:: SOURCE RECORDS

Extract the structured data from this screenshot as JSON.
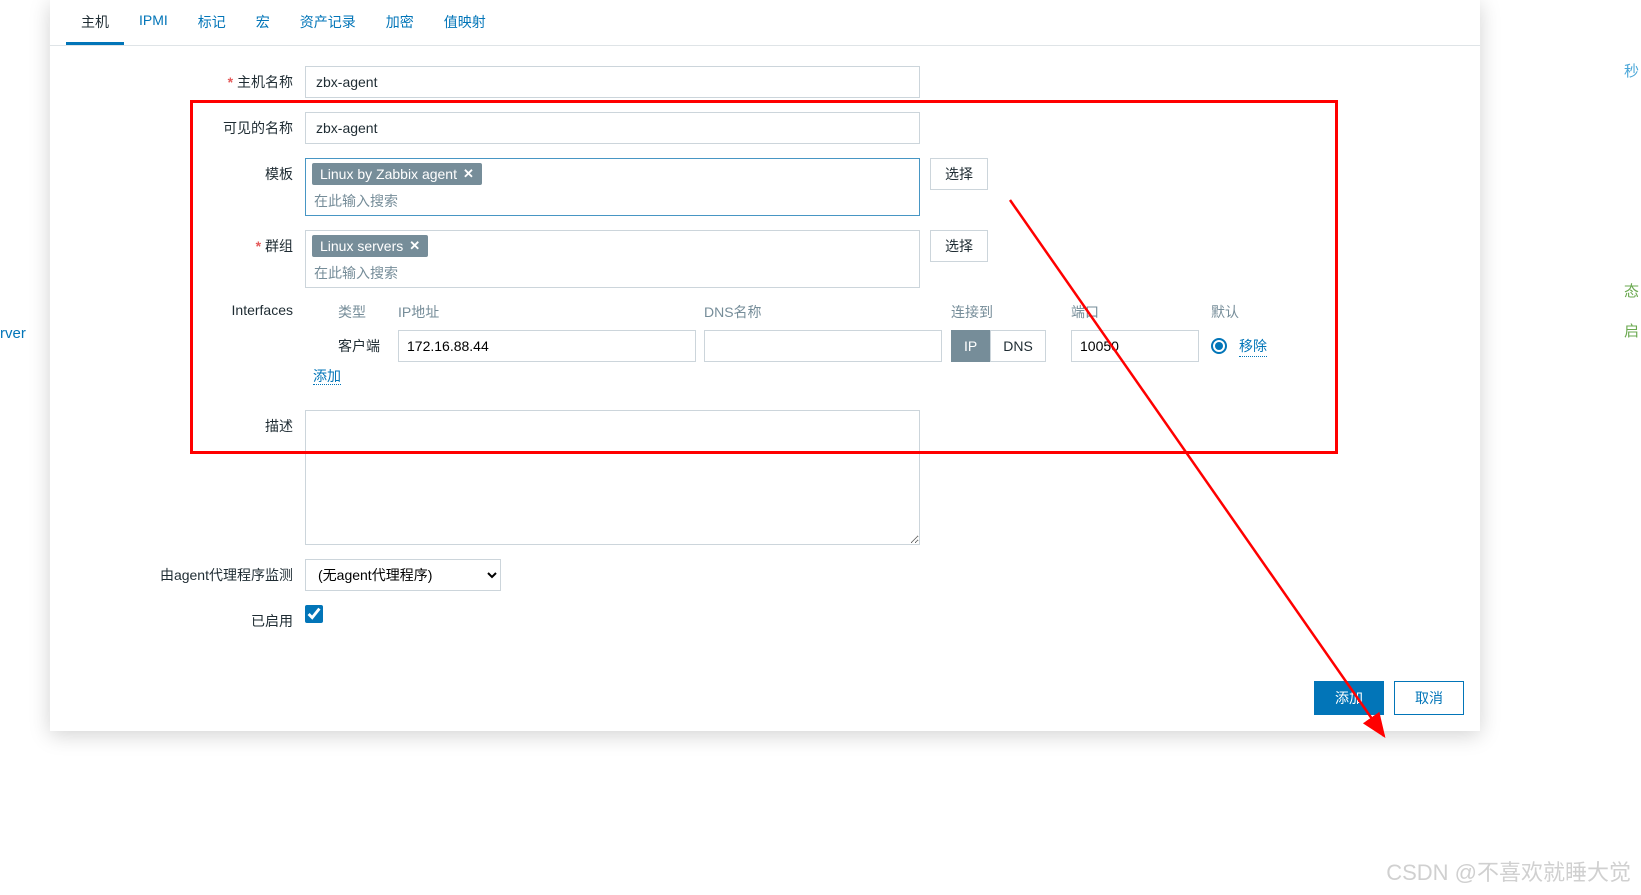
{
  "tabs": [
    "主机",
    "IPMI",
    "标记",
    "宏",
    "资产记录",
    "加密",
    "值映射"
  ],
  "labels": {
    "hostname": "主机名称",
    "visiblename": "可见的名称",
    "templates": "模板",
    "groups": "群组",
    "interfaces": "Interfaces",
    "description": "描述",
    "proxy": "由agent代理程序监测",
    "enabled": "已启用"
  },
  "values": {
    "hostname": "zbx-agent",
    "visiblename": "zbx-agent",
    "template_tag": "Linux by Zabbix agent",
    "group_tag": "Linux servers",
    "search_placeholder": "在此输入搜索",
    "select_btn": "选择",
    "proxy_option": "(无agent代理程序)"
  },
  "interfaces": {
    "headers": {
      "type": "类型",
      "ip": "IP地址",
      "dns": "DNS名称",
      "conn": "连接到",
      "port": "端口",
      "default": "默认"
    },
    "row": {
      "type": "客户端",
      "ip": "172.16.88.44",
      "dns": "",
      "conn_ip": "IP",
      "conn_dns": "DNS",
      "port": "10050",
      "remove": "移除"
    },
    "add": "添加"
  },
  "footer": {
    "add": "添加",
    "cancel": "取消"
  },
  "side": {
    "rver": "rver",
    "task": "态",
    "start": "启",
    "plus": "秒"
  },
  "watermark": "CSDN @不喜欢就睡大觉"
}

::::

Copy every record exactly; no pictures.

Extract the structured data from this screenshot as JSON.
{
  "tabs": [
    "主机",
    "IPMI",
    "标记",
    "宏",
    "资产记录",
    "加密",
    "值映射"
  ],
  "labels": {
    "hostname": "主机名称",
    "visiblename": "可见的名称",
    "templates": "模板",
    "groups": "群组",
    "interfaces": "Interfaces",
    "description": "描述",
    "proxy": "由agent代理程序监测",
    "enabled": "已启用"
  },
  "values": {
    "hostname": "zbx-agent",
    "visiblename": "zbx-agent",
    "template_tag": "Linux by Zabbix agent",
    "group_tag": "Linux servers",
    "search_placeholder": "在此输入搜索",
    "select_btn": "选择",
    "proxy_option": "(无agent代理程序)"
  },
  "interfaces": {
    "headers": {
      "type": "类型",
      "ip": "IP地址",
      "dns": "DNS名称",
      "conn": "连接到",
      "port": "端口",
      "default": "默认"
    },
    "row": {
      "type": "客户端",
      "ip": "172.16.88.44",
      "dns": "",
      "conn_ip": "IP",
      "conn_dns": "DNS",
      "port": "10050",
      "remove": "移除"
    },
    "add": "添加"
  },
  "footer": {
    "add": "添加",
    "cancel": "取消"
  },
  "side": {
    "rver": "rver",
    "task": "态",
    "start": "启",
    "plus": "秒"
  },
  "watermark": "CSDN @不喜欢就睡大觉"
}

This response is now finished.